Requirement - The reply has to be a number alone, equal to how many lines in the entries below hold the string "this".

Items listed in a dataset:
--------

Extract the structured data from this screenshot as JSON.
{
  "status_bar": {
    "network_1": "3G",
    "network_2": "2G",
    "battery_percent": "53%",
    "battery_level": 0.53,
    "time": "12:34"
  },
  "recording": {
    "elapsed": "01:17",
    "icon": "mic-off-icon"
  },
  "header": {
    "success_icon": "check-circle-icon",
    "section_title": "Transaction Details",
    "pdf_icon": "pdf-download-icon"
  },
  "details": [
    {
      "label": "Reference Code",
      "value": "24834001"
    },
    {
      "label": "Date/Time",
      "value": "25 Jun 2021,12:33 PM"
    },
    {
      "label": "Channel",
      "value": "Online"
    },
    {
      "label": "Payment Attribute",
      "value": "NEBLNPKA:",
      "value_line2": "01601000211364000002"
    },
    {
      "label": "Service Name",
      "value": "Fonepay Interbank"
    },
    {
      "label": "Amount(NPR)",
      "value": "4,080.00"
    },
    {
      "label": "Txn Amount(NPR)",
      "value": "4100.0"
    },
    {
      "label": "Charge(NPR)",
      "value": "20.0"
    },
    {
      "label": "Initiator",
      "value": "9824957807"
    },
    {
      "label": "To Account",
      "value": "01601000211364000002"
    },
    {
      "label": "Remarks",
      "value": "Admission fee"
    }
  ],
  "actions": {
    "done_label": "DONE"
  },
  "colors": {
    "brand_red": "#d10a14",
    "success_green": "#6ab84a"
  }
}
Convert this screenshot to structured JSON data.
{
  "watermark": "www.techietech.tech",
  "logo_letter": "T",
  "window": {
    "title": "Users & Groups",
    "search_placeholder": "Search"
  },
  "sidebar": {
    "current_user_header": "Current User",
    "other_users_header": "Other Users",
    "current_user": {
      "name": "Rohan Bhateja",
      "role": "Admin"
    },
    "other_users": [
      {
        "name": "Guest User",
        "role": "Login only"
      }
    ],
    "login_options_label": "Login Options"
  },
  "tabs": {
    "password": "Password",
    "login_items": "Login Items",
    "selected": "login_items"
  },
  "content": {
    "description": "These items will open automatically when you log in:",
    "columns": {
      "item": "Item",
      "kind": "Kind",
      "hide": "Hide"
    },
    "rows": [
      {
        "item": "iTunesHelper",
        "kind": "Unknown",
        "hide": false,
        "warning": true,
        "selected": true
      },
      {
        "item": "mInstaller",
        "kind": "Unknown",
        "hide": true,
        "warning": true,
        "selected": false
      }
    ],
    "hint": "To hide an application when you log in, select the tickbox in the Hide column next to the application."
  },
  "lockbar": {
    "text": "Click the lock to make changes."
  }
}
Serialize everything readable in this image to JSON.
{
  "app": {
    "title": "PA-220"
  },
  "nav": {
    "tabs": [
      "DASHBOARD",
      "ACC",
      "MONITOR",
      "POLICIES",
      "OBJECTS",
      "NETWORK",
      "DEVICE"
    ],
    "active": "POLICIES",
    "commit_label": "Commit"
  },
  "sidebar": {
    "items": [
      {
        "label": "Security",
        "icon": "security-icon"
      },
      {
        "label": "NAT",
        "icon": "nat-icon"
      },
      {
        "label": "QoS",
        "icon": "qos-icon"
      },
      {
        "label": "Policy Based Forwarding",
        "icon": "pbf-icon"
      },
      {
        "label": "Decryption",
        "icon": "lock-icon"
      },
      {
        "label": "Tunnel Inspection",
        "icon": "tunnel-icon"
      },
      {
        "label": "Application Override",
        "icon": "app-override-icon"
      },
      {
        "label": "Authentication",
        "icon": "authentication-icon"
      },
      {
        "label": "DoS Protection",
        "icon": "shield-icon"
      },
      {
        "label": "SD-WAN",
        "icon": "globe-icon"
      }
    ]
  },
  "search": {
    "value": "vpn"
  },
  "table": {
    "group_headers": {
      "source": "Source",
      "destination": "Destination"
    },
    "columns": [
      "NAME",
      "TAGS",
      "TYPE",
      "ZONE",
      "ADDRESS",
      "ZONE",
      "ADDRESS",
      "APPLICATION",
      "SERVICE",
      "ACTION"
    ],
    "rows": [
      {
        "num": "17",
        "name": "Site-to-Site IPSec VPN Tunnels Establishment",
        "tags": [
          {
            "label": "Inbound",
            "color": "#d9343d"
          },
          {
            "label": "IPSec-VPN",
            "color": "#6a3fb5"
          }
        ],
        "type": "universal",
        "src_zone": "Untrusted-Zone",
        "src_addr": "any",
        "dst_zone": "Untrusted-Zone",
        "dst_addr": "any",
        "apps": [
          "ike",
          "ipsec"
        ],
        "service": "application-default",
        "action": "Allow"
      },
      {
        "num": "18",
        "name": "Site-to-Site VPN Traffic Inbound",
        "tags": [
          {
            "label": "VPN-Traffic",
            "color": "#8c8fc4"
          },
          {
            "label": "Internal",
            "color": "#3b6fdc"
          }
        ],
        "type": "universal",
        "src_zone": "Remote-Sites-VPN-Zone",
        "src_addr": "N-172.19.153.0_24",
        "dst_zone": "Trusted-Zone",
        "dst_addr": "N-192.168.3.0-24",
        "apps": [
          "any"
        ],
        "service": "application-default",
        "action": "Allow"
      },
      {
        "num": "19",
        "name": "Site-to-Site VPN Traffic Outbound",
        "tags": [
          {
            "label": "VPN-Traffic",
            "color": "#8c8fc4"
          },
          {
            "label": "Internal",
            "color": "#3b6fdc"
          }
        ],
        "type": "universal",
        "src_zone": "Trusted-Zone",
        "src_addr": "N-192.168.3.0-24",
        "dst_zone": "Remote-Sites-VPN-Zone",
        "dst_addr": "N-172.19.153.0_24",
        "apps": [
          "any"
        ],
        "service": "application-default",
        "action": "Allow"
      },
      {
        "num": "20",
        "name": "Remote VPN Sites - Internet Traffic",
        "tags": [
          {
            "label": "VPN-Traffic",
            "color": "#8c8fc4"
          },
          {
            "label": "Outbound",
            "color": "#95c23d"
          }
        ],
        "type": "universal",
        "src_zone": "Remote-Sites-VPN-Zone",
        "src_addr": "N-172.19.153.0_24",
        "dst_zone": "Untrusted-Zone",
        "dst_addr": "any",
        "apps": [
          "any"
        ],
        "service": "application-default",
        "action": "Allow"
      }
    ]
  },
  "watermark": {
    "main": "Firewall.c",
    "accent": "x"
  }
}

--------

Final answer - 3